Urinary Tract Infection clinical trials at UC Irvine
2 in progress, 1 open to new patients
open to eligible people ages 18 years and up
The INSPIRE-ASP UTI trial is a cluster-randomized controlled trial of HCA hospitals comparing routine empiric antibiotic stewardship practices with real-time precision medicine computerized physician order entry smart prompts providing the probability that a non-critically ill adult admitted with UTI is infected with a resistant pathogen. Note: that enrolled "subjects" represents 59 individual HCA hospitals that have been randomized.
Riverside, California and other locations
Sorry, in progress, not accepting new patients
Recurrent urinary tract infections are quickly becoming a public health obstacle in our aging population. Almost 50% of women have at least one urinary tract infection in their lifetime; following this first infection, there is a 25-35% chance that she will have another infection in the subsequent 3-6 months. With each documented infection, a patient receives anywhere from a three to seven day course of antibiotics for treatment. Repeated courses of antibiotics often lead to the development of multi-drug resistant infections that are difficult to treat with our arsenal of oral medications. It is theorized that most, if not all, urinary tract infections are caused by bacteria from the gastrointestinal tract. If there is a generalized gut dysbiosis due to repeated courses of oral antibiotics, it will likely be difficult to ever adequately treat repeat urinary tract infections. This same theory led to the development and utilization of fecal microbiota transplantation in the treatment of refractory Clostridium difficile diarrhea. There are now several studies that have reported on the efficacy of fecal transplantation in the treatment of C.difficile infections as well as the correction of gut dysbiosis. Given this positive response in treatment of refractory infectious diarrhea, the investigators propose that the correction of gut dysbiosis can also treat refractory recurrent urinary tract infections.

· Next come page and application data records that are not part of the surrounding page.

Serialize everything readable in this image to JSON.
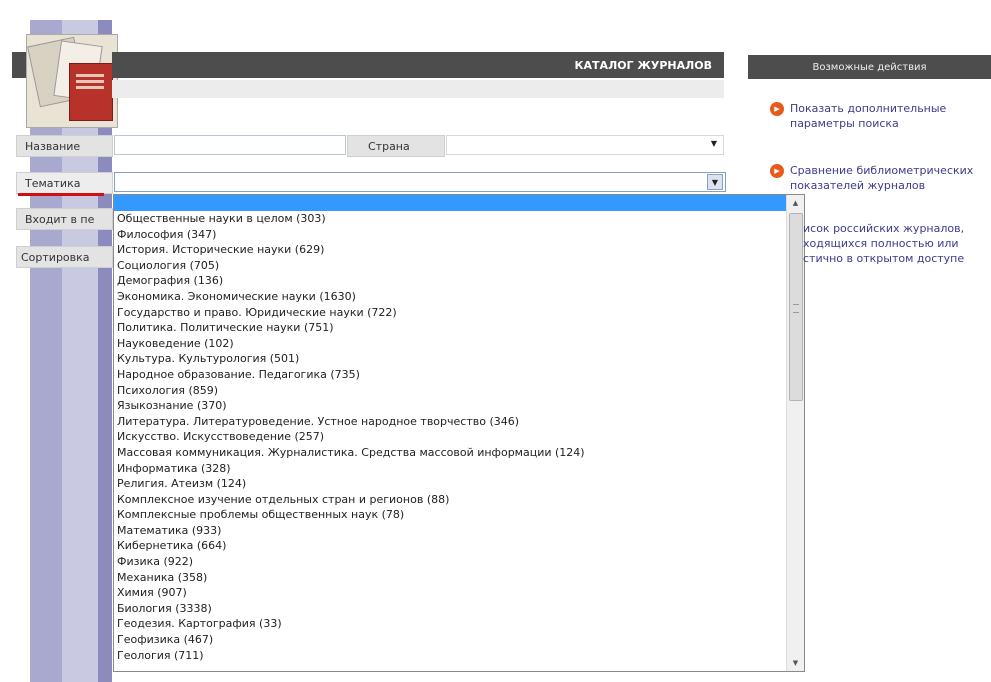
{
  "header": {
    "title": "КАТАЛОГ ЖУРНАЛОВ"
  },
  "form": {
    "name_label": "Название",
    "country_label": "Страна",
    "subject_label": "Тематика",
    "included_label": "Входит в пе",
    "sort_label": "Сортировка"
  },
  "dropdown": {
    "items": [
      "Общественные науки в целом  (303)",
      "Философия  (347)",
      "История. Исторические науки  (629)",
      "Социология  (705)",
      "Демография  (136)",
      "Экономика. Экономические науки  (1630)",
      "Государство и право. Юридические науки  (722)",
      "Политика. Политические науки  (751)",
      "Науковедение  (102)",
      "Культура. Культурология  (501)",
      "Народное образование. Педагогика  (735)",
      "Психология  (859)",
      "Языкознание  (370)",
      "Литература. Литературоведение. Устное народное творчество  (346)",
      "Искусство. Искусствоведение  (257)",
      "Массовая коммуникация. Журналистика. Средства массовой информации  (124)",
      "Информатика  (328)",
      "Религия. Атеизм  (124)",
      "Комплексное изучение отдельных стран и регионов  (88)",
      "Комплексные проблемы общественных наук  (78)",
      "Математика  (933)",
      "Кибернетика  (664)",
      "Физика  (922)",
      "Механика  (358)",
      "Химия  (907)",
      "Биология  (3338)",
      "Геодезия. Картография  (33)",
      "Геофизика  (467)",
      "Геология  (711)"
    ]
  },
  "actions": {
    "header": "Возможные действия",
    "items": [
      "Показать дополнительные параметры поиска",
      "Сравнение библиометрических показателей журналов",
      "исок российских журналов, ходящихся полностью или стично в открытом доступе"
    ]
  },
  "colors": {
    "accent": "#e85a1b",
    "highlight": "#3399ff",
    "header": "#4d4d4d",
    "link": "#3b3b8c"
  },
  "icons": {
    "action_bullet": "arrow-circle-icon",
    "dropdown_arrow": "chevron-down-icon"
  }
}
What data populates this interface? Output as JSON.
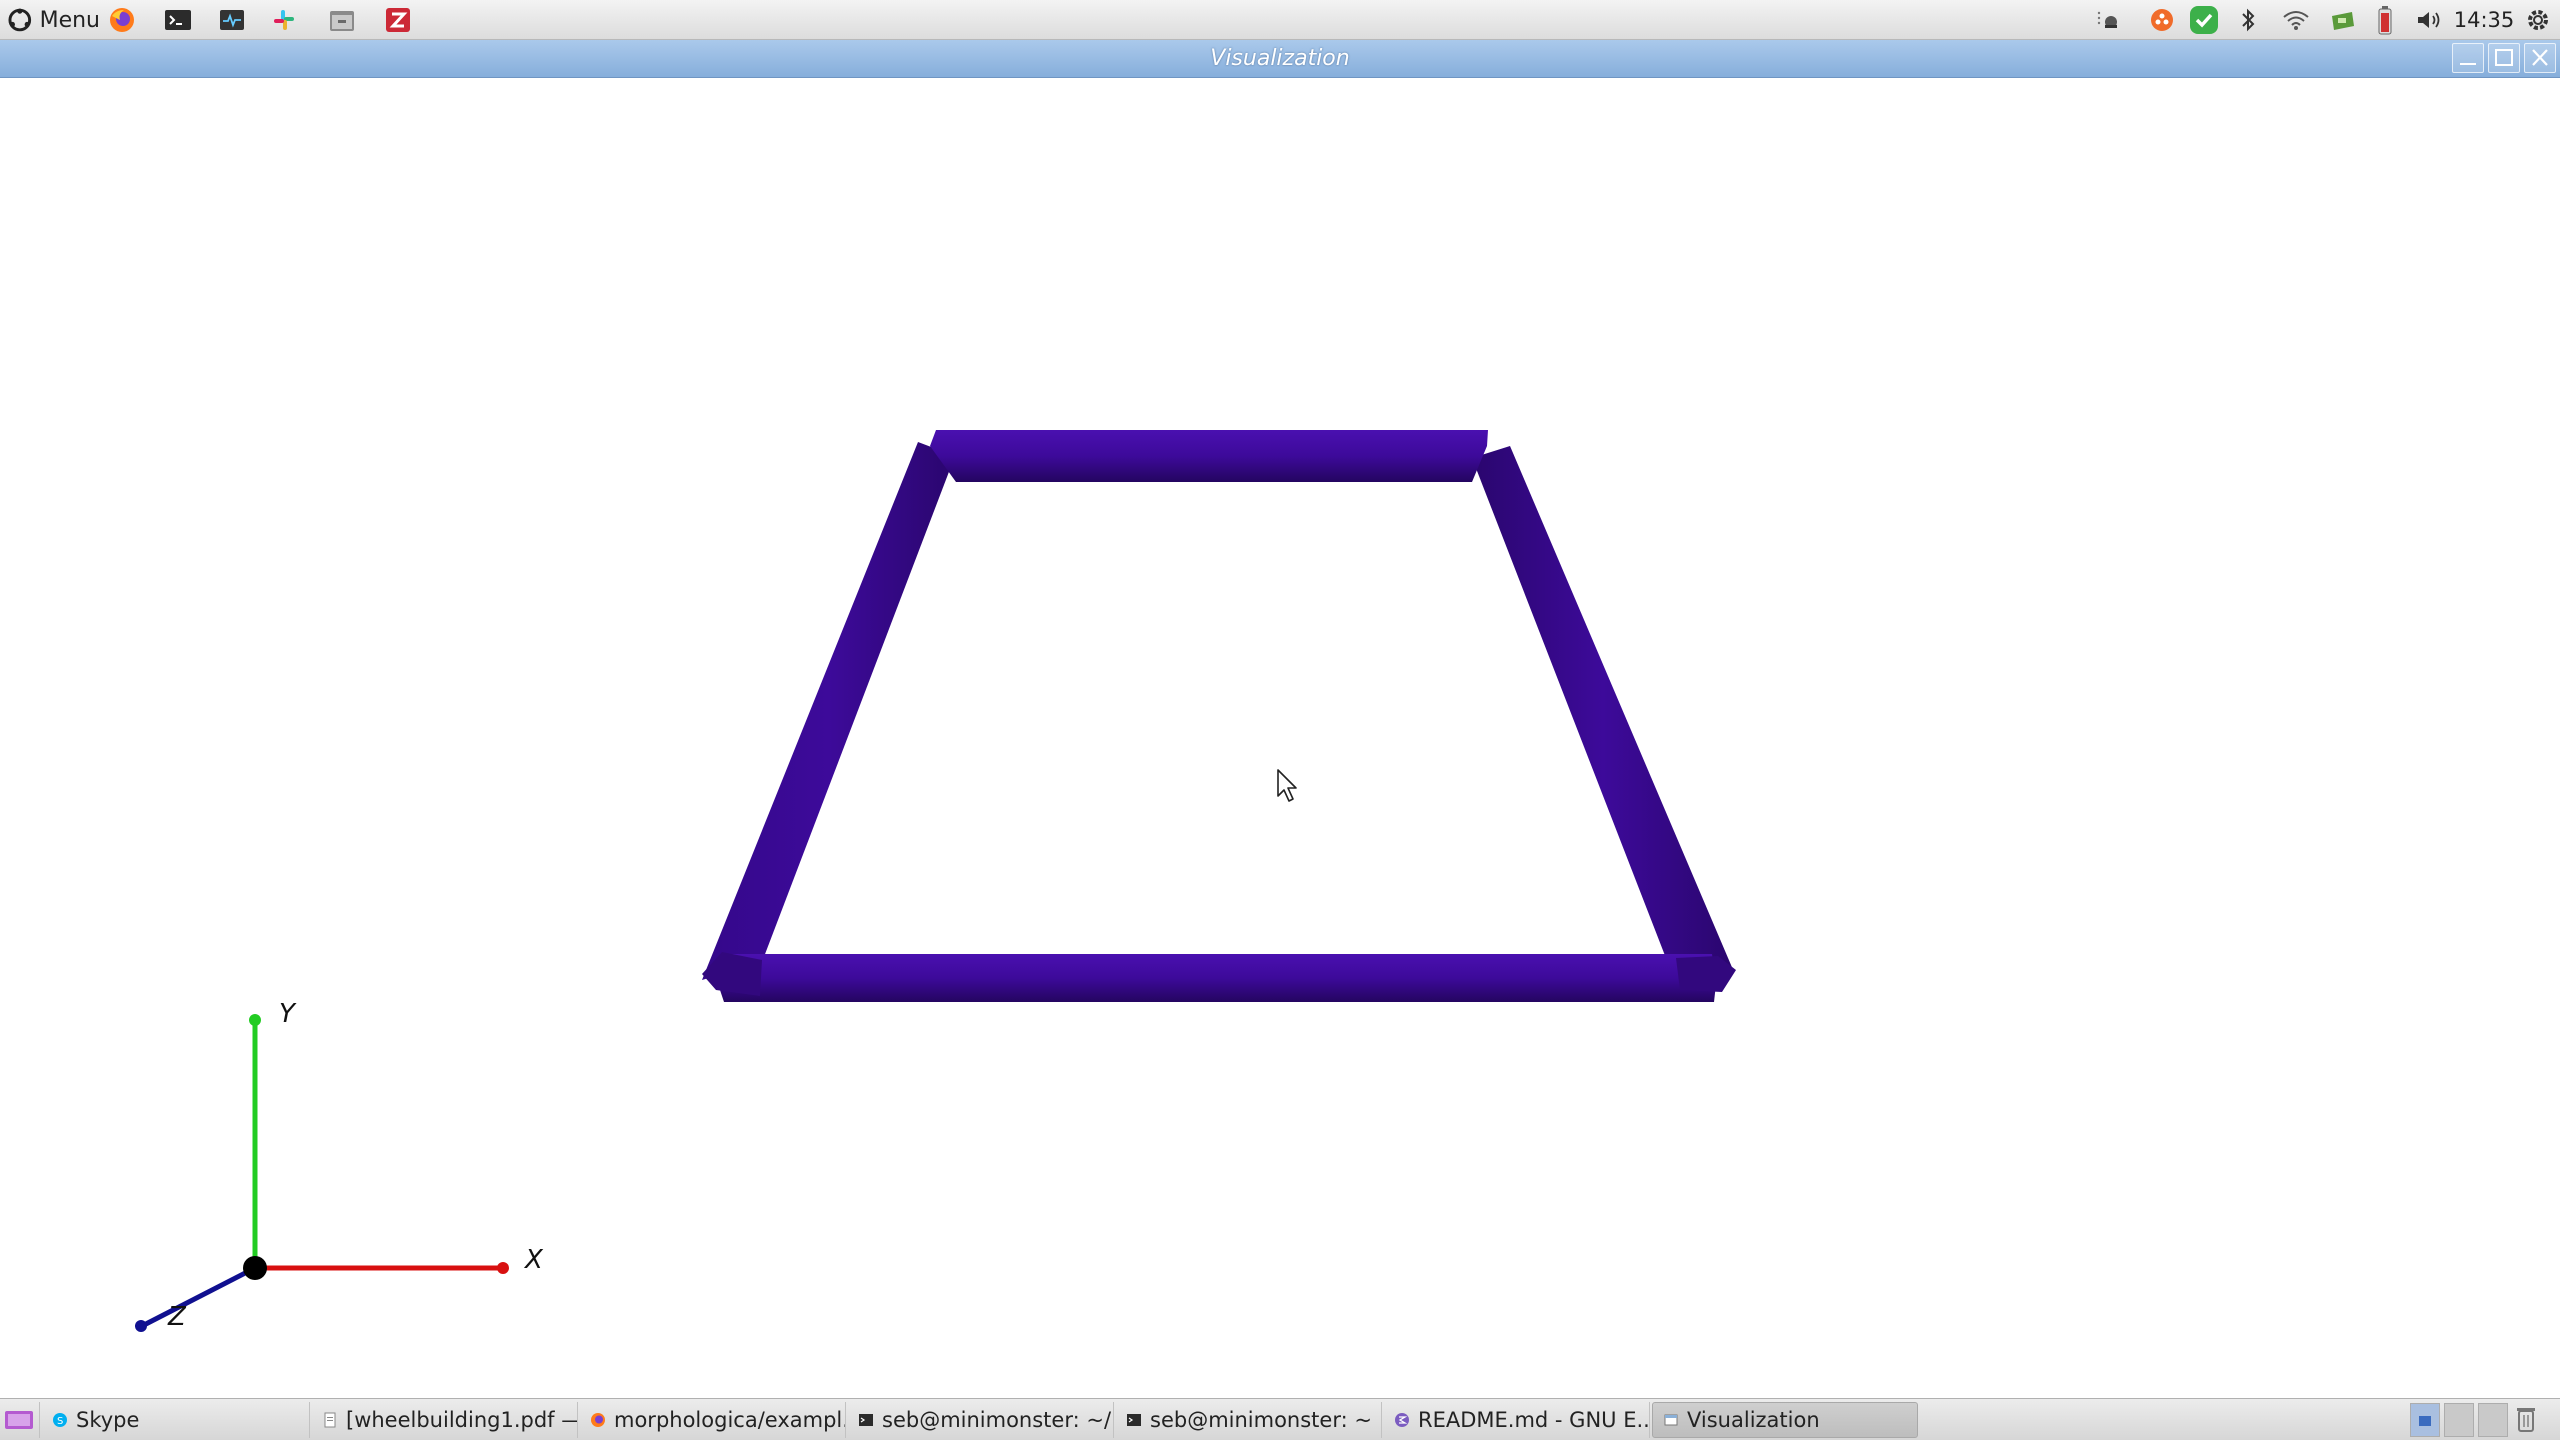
{
  "top_panel": {
    "menu_label": "Menu",
    "launchers": [
      "firefox-icon",
      "terminal-icon",
      "system-monitor-icon",
      "slack-icon",
      "file-manager-icon",
      "zotero-icon"
    ],
    "clock": "14:35"
  },
  "window": {
    "title": "Visualization"
  },
  "scene": {
    "shape_color": "#3d0a9a",
    "axes": {
      "x_label": "X",
      "y_label": "Y",
      "z_label": "Z",
      "x_color": "#d81010",
      "y_color": "#22cc22",
      "z_color": "#101090"
    }
  },
  "taskbar": {
    "tasks": [
      {
        "label": "Skype",
        "icon": "skype-icon"
      },
      {
        "label": "[wheelbuilding1.pdf —...",
        "icon": "document-icon"
      },
      {
        "label": "morphologica/exampl...",
        "icon": "firefox-icon"
      },
      {
        "label": "seb@minimonster: ~/...",
        "icon": "terminal-icon"
      },
      {
        "label": "seb@minimonster: ~",
        "icon": "terminal-icon"
      },
      {
        "label": "README.md - GNU E...",
        "icon": "emacs-icon"
      },
      {
        "label": "Visualization",
        "icon": "window-icon"
      }
    ]
  }
}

Therefore, the investigators propose this pilot study to determine the effectiveness of fecal transplantation in the treatment of refractory, recurrent urinary tract infections.